─── Listed records ───

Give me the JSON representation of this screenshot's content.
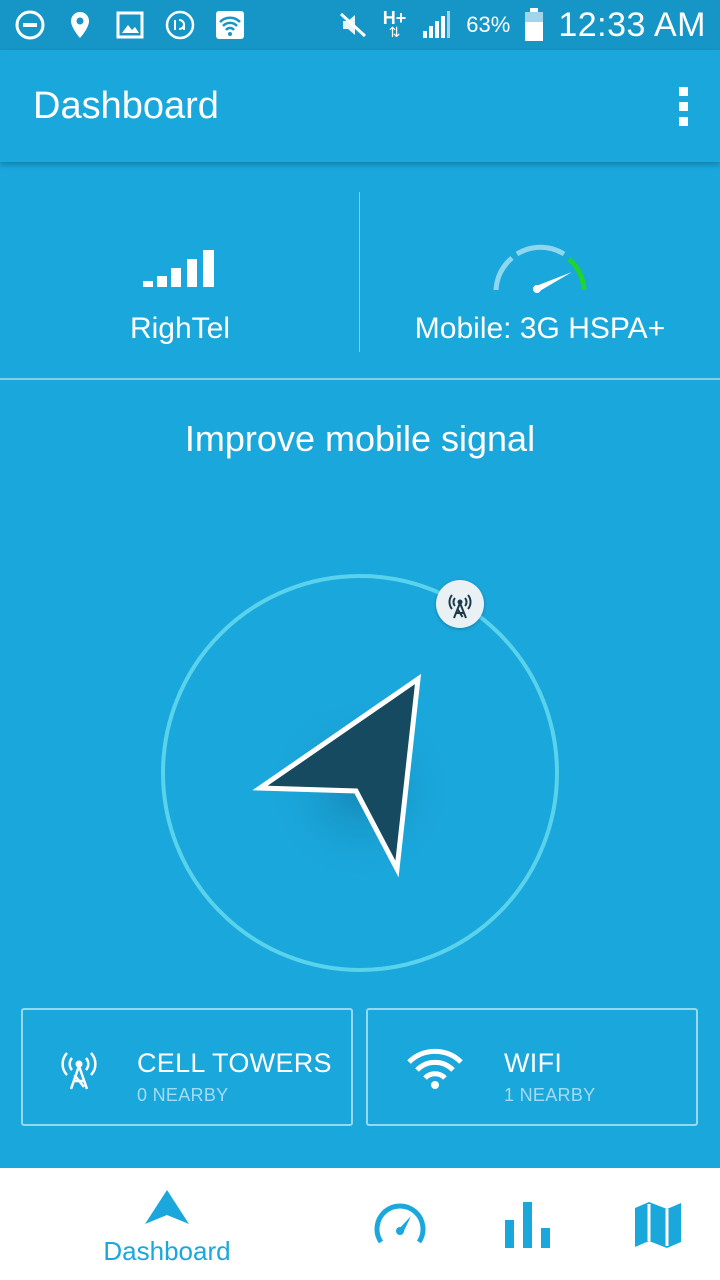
{
  "status_bar": {
    "battery_percent": "63%",
    "time": "12:33 AM",
    "network_type": "H+"
  },
  "app_bar": {
    "title": "Dashboard"
  },
  "info": {
    "carrier": "RighTel",
    "connection": "Mobile: 3G HSPA+"
  },
  "main": {
    "heading": "Improve mobile signal"
  },
  "cards": {
    "towers": {
      "title": "CELL TOWERS",
      "subtitle": "0 NEARBY"
    },
    "wifi": {
      "title": "WIFI",
      "subtitle": "1 NEARBY"
    }
  },
  "bottom_nav": {
    "dashboard_label": "Dashboard"
  },
  "colors": {
    "background": "#1aa7dc",
    "status_bar": "#1596c7",
    "arrow": "#154a60",
    "ring": "#59d3ec",
    "gauge_accent": "#1fd52b"
  }
}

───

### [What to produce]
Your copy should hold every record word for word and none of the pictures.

### [Result of the task]
Give me the JSON representation of this screenshot's content.
{
  "status_bar": {
    "battery_percent": "63%",
    "time": "12:33 AM",
    "network_type": "H+"
  },
  "app_bar": {
    "title": "Dashboard"
  },
  "info": {
    "carrier": "RighTel",
    "connection": "Mobile: 3G HSPA+"
  },
  "main": {
    "heading": "Improve mobile signal"
  },
  "cards": {
    "towers": {
      "title": "CELL TOWERS",
      "subtitle": "0 NEARBY"
    },
    "wifi": {
      "title": "WIFI",
      "subtitle": "1 NEARBY"
    }
  },
  "bottom_nav": {
    "dashboard_label": "Dashboard"
  },
  "colors": {
    "background": "#1aa7dc",
    "status_bar": "#1596c7",
    "arrow": "#154a60",
    "ring": "#59d3ec",
    "gauge_accent": "#1fd52b"
  }
}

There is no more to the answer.